■ **Source material**:
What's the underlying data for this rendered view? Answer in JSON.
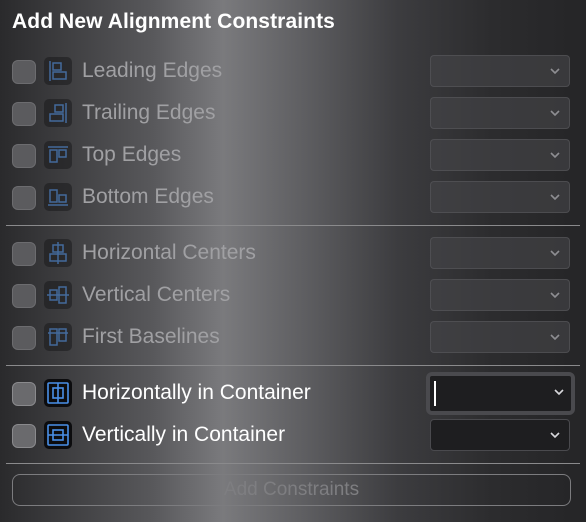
{
  "title": "Add New Alignment Constraints",
  "rows": [
    {
      "label": "Leading Edges",
      "icon": "leading-edges-icon",
      "checked": false,
      "enabled": false
    },
    {
      "label": "Trailing Edges",
      "icon": "trailing-edges-icon",
      "checked": false,
      "enabled": false
    },
    {
      "label": "Top Edges",
      "icon": "top-edges-icon",
      "checked": false,
      "enabled": false
    },
    {
      "label": "Bottom Edges",
      "icon": "bottom-edges-icon",
      "checked": false,
      "enabled": false
    },
    {
      "label": "Horizontal Centers",
      "icon": "horizontal-centers-icon",
      "checked": false,
      "enabled": false
    },
    {
      "label": "Vertical Centers",
      "icon": "vertical-centers-icon",
      "checked": false,
      "enabled": false
    },
    {
      "label": "First Baselines",
      "icon": "first-baselines-icon",
      "checked": false,
      "enabled": false
    },
    {
      "label": "Horizontally in Container",
      "icon": "horizontally-in-container-icon",
      "checked": false,
      "enabled": true,
      "focused": true
    },
    {
      "label": "Vertically in Container",
      "icon": "vertically-in-container-icon",
      "checked": false,
      "enabled": true
    }
  ],
  "add_button": "Add Constraints",
  "colors": {
    "icon_stroke": "#4a90e8",
    "focus_ring": "#a06e9e"
  }
}
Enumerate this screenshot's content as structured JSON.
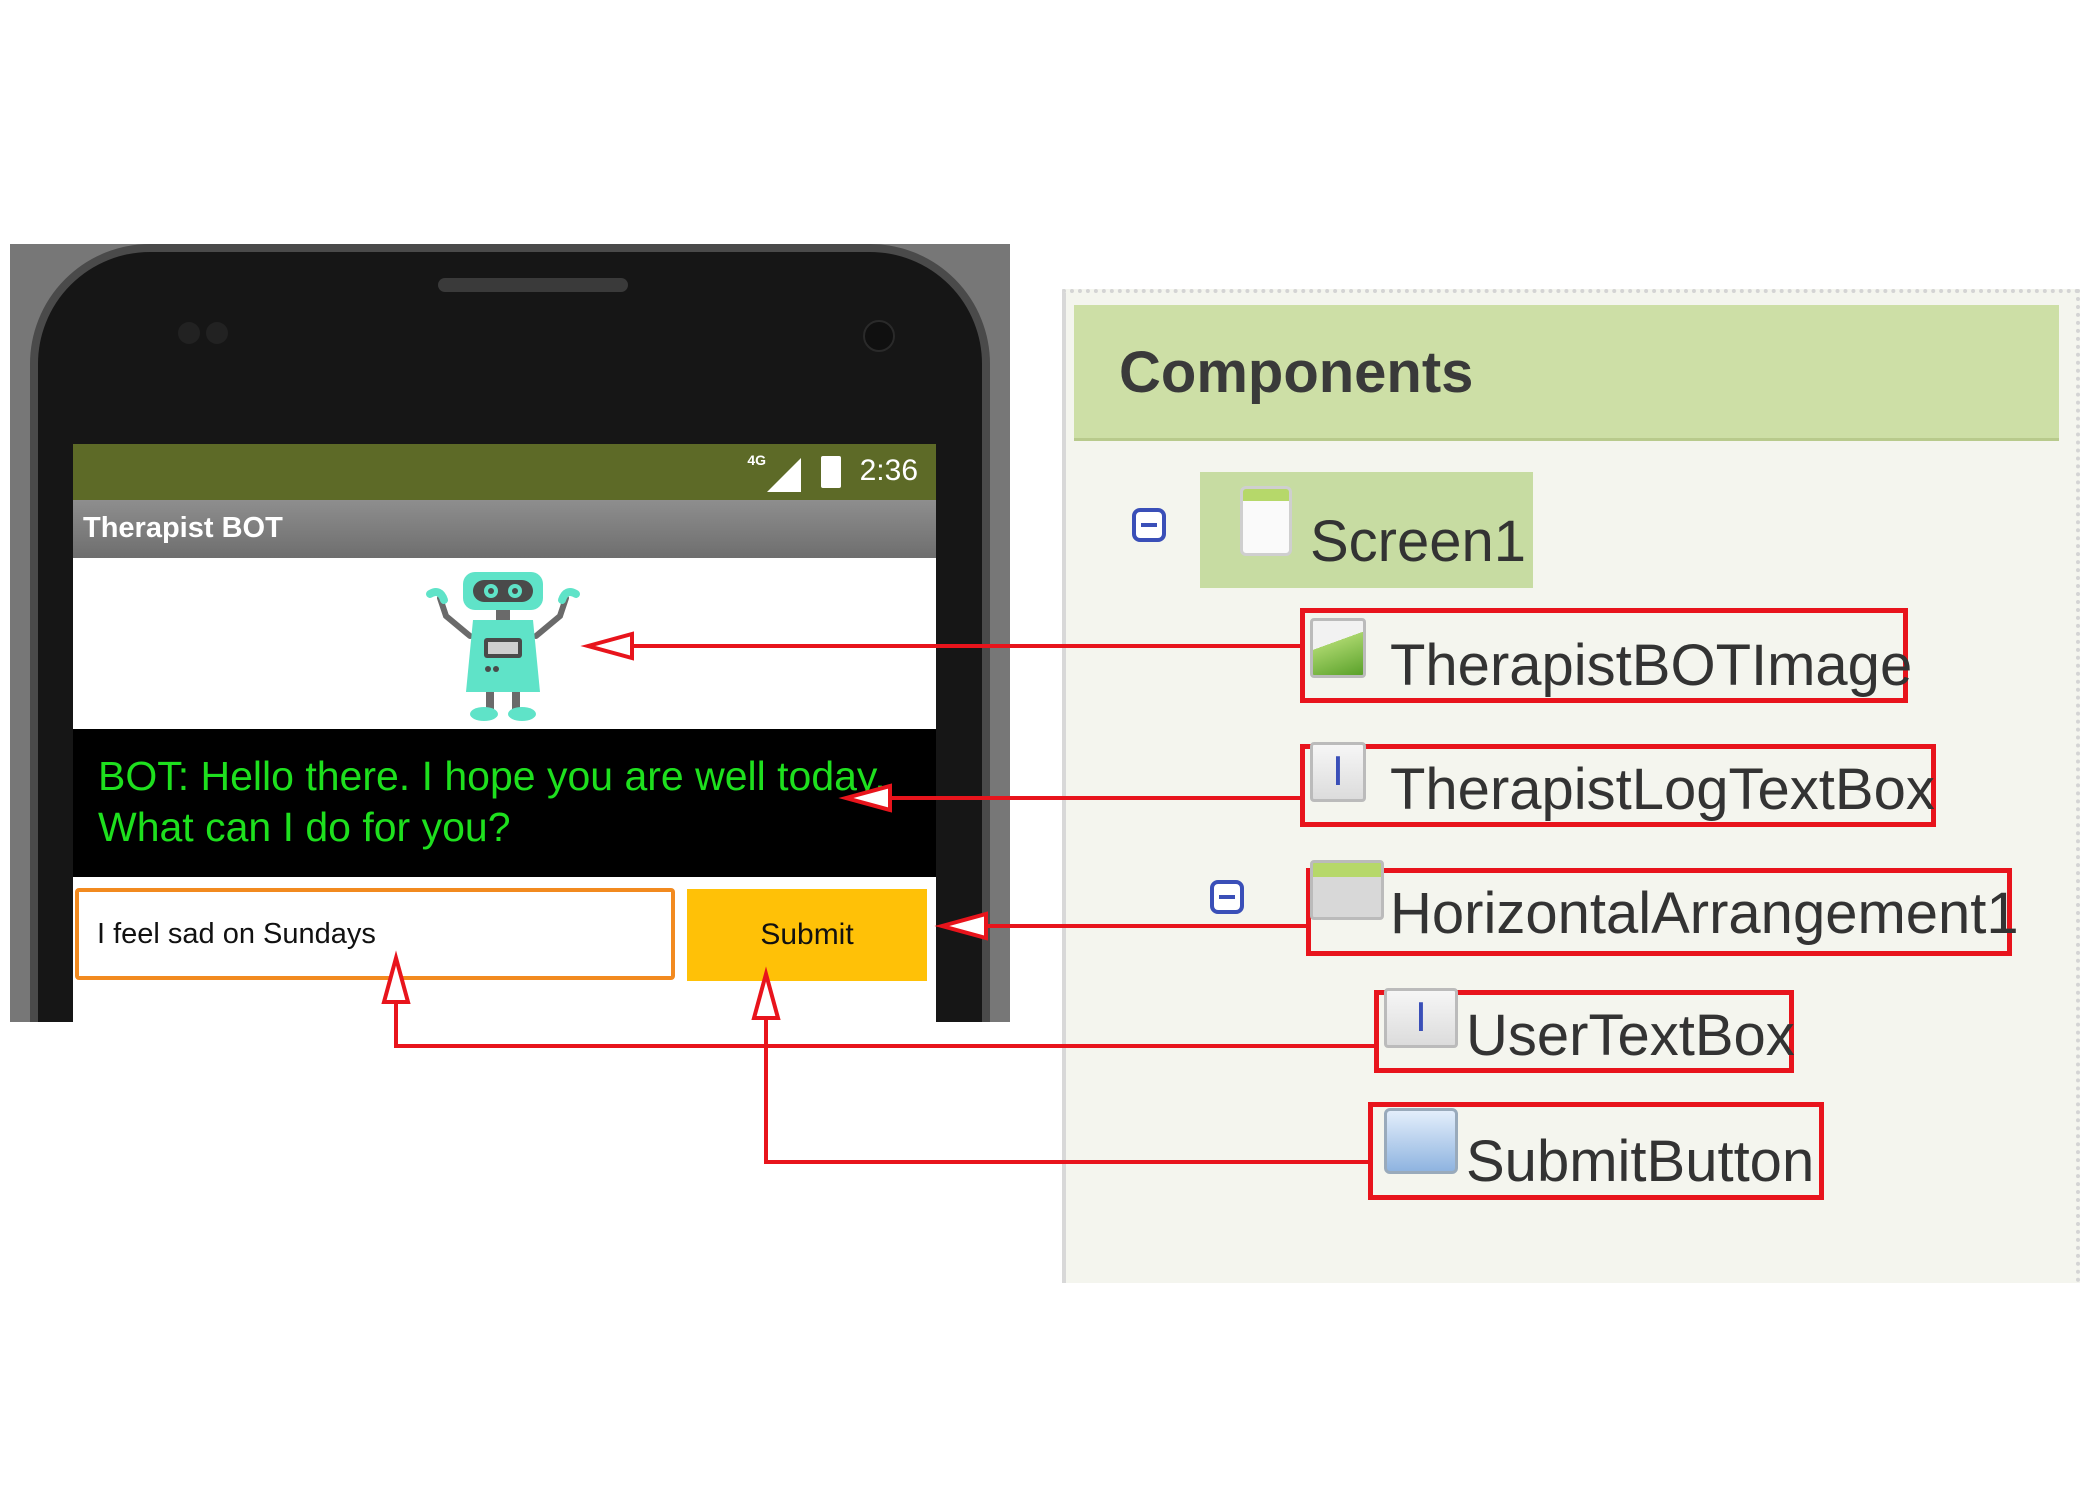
{
  "phone": {
    "status": {
      "network": "4G",
      "time": "2:36"
    },
    "app_title": "Therapist BOT",
    "bot_message": "BOT: Hello there. I hope you are well today.  What can I do for you?",
    "user_input_value": "I feel sad on Sundays",
    "submit_label": "Submit"
  },
  "components": {
    "title": "Components",
    "tree": [
      {
        "label": "Screen1",
        "icon": "screen-icon"
      },
      {
        "label": "TherapistBOTImage",
        "icon": "image-icon"
      },
      {
        "label": "TherapistLogTextBox",
        "icon": "textbox-icon"
      },
      {
        "label": "HorizontalArrangement1",
        "icon": "horizontal-arrangement-icon"
      },
      {
        "label": "UserTextBox",
        "icon": "textbox-icon"
      },
      {
        "label": "SubmitButton",
        "icon": "button-icon"
      }
    ]
  },
  "colors": {
    "status_bar": "#5d6a27",
    "bot_text": "#1ee01e",
    "submit_button": "#ffc107",
    "input_border": "#f28a1f",
    "panel_header": "#cddfa6",
    "annotation": "#e8141c"
  }
}
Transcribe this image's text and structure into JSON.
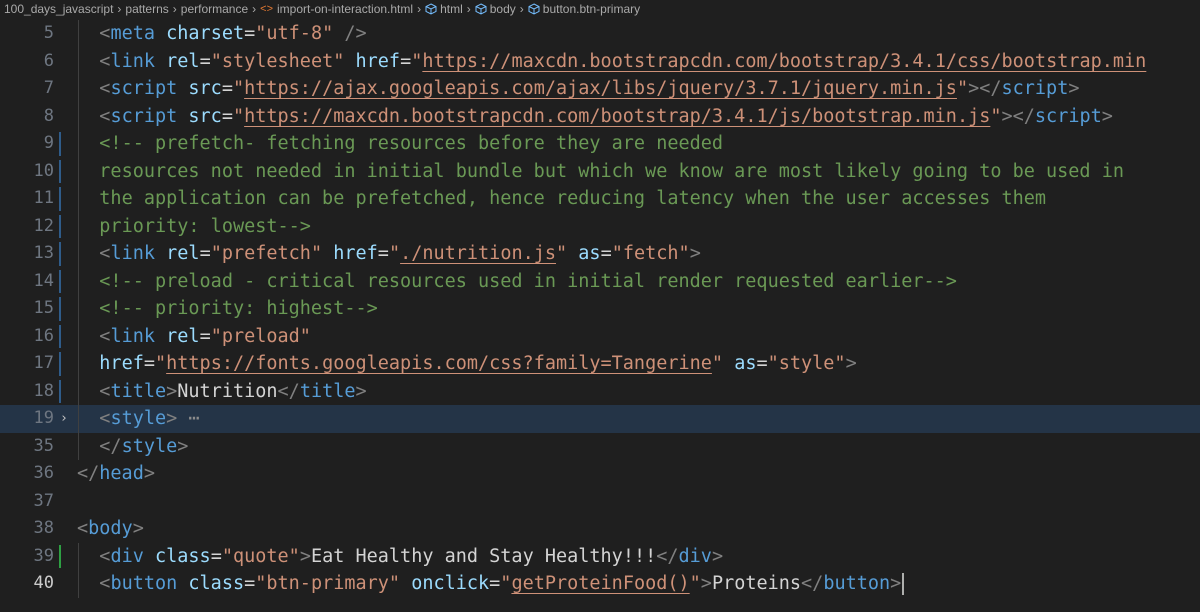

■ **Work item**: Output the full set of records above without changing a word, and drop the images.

■ **Result of the exercise**:
What's the underlying data for this rendered view? Answer in JSON.
{
  "title": "Add New Alignment Constraints",
  "rows": [
    {
      "label": "Leading Edges",
      "icon": "leading-edges-icon",
      "checked": false,
      "enabled": false
    },
    {
      "label": "Trailing Edges",
      "icon": "trailing-edges-icon",
      "checked": false,
      "enabled": false
    },
    {
      "label": "Top Edges",
      "icon": "top-edges-icon",
      "checked": false,
      "enabled": false
    },
    {
      "label": "Bottom Edges",
      "icon": "bottom-edges-icon",
      "checked": false,
      "enabled": false
    },
    {
      "label": "Horizontal Centers",
      "icon": "horizontal-centers-icon",
      "checked": false,
      "enabled": false
    },
    {
      "label": "Vertical Centers",
      "icon": "vertical-centers-icon",
      "checked": false,
      "enabled": false
    },
    {
      "label": "First Baselines",
      "icon": "first-baselines-icon",
      "checked": false,
      "enabled": false
    },
    {
      "label": "Horizontally in Container",
      "icon": "horizontally-in-container-icon",
      "checked": false,
      "enabled": true,
      "focused": true
    },
    {
      "label": "Vertically in Container",
      "icon": "vertically-in-container-icon",
      "checked": false,
      "enabled": true
    }
  ],
  "add_button": "Add Constraints",
  "colors": {
    "icon_stroke": "#4a90e8",
    "focus_ring": "#a06e9e"
  }
}
Enumerate this screenshot's content as structured JSON.
{
  "phone": {
    "status": {
      "network": "4G",
      "time": "2:36"
    },
    "app_title": "Therapist BOT",
    "bot_message": "BOT: Hello there. I hope you are well today.  What can I do for you?",
    "user_input_value": "I feel sad on Sundays",
    "submit_label": "Submit"
  },
  "components": {
    "title": "Components",
    "tree": [
      {
        "label": "Screen1",
        "icon": "screen-icon"
      },
      {
        "label": "TherapistBOTImage",
        "icon": "image-icon"
      },
      {
        "label": "TherapistLogTextBox",
        "icon": "textbox-icon"
      },
      {
        "label": "HorizontalArrangement1",
        "icon": "horizontal-arrangement-icon"
      },
      {
        "label": "UserTextBox",
        "icon": "textbox-icon"
      },
      {
        "label": "SubmitButton",
        "icon": "button-icon"
      }
    ]
  },
  "colors": {
    "status_bar": "#5d6a27",
    "bot_text": "#1ee01e",
    "submit_button": "#ffc107",
    "input_border": "#f28a1f",
    "panel_header": "#cddfa6",
    "annotation": "#e8141c"
  }
}
Transcribe this image's text and structure into JSON.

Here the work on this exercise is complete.